- _The problem_
Locate each line below that includes "icon" and reproduce it.

- _Exercise materials_

---------------

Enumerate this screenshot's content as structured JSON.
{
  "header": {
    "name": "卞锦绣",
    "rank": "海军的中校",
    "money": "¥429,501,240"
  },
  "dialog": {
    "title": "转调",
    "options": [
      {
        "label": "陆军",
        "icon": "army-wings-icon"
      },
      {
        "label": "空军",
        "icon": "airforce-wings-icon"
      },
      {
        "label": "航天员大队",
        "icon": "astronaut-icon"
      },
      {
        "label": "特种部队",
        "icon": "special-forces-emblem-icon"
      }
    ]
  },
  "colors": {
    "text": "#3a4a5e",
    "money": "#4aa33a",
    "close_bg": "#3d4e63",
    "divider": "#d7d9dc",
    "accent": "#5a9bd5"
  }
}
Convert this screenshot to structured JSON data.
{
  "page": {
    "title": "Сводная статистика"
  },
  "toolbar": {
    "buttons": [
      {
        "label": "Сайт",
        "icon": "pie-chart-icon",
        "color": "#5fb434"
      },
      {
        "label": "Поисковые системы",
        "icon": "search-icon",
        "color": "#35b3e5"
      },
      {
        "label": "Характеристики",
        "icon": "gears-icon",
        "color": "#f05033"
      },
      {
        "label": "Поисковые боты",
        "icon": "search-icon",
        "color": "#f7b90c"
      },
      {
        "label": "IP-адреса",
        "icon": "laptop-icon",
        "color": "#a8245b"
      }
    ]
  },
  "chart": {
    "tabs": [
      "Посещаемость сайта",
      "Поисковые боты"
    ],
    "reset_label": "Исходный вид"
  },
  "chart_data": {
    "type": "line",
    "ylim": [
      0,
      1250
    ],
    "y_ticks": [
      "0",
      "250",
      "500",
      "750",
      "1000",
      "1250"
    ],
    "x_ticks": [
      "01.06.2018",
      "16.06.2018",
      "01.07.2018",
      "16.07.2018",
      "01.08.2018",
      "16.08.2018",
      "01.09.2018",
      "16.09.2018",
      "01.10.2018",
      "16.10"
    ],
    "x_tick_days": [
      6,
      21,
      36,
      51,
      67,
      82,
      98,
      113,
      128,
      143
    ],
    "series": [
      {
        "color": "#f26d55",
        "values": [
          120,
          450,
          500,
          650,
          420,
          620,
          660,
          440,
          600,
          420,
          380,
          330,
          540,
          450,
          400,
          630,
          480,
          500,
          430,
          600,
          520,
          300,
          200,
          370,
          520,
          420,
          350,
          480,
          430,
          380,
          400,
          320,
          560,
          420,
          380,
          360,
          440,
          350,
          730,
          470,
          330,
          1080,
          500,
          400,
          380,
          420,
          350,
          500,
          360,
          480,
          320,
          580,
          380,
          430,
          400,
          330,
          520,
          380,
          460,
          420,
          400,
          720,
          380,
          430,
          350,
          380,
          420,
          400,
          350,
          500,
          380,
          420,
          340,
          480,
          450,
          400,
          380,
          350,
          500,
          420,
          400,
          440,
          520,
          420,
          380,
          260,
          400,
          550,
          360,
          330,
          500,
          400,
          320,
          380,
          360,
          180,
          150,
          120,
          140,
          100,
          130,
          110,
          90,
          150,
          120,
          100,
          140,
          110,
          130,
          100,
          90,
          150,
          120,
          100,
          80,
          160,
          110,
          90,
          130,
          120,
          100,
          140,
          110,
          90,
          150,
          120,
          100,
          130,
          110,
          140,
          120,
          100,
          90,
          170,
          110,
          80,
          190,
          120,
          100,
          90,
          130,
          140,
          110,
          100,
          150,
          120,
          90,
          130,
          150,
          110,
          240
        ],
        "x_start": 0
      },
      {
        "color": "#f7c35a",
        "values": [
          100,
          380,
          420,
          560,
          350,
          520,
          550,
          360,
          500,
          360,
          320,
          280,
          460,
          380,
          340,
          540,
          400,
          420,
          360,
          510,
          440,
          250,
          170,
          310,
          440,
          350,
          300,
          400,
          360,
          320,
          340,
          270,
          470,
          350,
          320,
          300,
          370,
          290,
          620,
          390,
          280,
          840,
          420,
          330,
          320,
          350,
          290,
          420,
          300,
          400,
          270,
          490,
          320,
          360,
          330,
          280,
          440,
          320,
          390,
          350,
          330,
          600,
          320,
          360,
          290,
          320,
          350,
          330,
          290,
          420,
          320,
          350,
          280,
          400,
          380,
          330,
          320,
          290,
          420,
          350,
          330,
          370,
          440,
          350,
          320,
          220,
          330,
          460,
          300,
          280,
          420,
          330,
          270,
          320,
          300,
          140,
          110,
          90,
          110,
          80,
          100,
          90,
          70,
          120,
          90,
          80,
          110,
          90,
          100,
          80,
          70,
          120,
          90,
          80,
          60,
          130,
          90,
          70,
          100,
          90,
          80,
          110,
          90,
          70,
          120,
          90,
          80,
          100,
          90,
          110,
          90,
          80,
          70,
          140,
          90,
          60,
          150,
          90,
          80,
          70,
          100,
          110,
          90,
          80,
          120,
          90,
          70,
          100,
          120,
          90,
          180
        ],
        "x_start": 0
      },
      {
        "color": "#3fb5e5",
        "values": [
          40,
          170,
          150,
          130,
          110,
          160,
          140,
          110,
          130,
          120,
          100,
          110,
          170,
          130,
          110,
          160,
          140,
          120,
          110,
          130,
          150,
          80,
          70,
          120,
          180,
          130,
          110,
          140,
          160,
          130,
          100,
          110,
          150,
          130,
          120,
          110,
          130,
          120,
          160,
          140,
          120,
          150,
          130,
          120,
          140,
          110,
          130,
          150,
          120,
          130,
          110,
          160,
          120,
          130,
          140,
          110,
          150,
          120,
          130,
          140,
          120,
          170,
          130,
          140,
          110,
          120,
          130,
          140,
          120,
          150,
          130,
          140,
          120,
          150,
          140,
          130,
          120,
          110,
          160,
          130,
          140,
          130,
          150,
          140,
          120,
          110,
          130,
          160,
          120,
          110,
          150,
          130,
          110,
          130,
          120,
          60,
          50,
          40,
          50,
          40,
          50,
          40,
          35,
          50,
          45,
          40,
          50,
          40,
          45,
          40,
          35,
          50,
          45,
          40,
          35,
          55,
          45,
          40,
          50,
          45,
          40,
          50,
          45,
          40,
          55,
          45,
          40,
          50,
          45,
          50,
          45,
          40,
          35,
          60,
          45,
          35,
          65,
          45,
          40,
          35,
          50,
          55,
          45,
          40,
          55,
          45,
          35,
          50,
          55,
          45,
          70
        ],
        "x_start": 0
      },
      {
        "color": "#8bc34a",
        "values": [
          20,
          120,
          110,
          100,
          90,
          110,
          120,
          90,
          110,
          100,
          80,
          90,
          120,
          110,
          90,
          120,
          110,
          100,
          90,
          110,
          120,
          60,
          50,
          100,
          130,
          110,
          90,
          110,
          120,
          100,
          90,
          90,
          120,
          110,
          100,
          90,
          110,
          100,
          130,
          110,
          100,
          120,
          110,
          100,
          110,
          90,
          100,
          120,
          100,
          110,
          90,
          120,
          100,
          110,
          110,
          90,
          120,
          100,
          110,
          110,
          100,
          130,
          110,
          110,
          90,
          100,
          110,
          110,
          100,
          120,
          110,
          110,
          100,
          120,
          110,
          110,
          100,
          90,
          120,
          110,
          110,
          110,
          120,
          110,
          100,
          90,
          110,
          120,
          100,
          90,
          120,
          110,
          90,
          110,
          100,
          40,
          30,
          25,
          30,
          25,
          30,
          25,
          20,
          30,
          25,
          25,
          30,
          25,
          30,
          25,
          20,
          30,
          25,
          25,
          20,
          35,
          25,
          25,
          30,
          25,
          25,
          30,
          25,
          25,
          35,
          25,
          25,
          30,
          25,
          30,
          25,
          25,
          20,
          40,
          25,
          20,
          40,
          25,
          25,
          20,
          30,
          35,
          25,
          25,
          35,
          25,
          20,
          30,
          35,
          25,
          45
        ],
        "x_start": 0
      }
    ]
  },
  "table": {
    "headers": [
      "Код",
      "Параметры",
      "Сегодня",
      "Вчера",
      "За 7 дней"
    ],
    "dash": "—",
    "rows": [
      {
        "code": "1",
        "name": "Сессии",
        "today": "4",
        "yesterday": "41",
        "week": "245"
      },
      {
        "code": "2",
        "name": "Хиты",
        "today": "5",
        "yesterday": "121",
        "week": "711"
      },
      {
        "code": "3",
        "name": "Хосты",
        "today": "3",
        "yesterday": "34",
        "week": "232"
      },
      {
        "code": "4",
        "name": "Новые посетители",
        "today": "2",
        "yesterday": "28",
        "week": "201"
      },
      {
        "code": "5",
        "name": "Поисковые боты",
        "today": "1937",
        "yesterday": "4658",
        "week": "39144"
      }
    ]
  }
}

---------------

- _Solution to this task_
        "icon": "army-wings-icon"
        "icon": "airforce-wings-icon"
        "icon": "astronaut-icon"
        "icon": "special-forces-emblem-icon"
        "icon": "pie-chart-icon",
        "icon": "search-icon",
        "icon": "gears-icon",
        "icon": "search-icon",
        "icon": "laptop-icon",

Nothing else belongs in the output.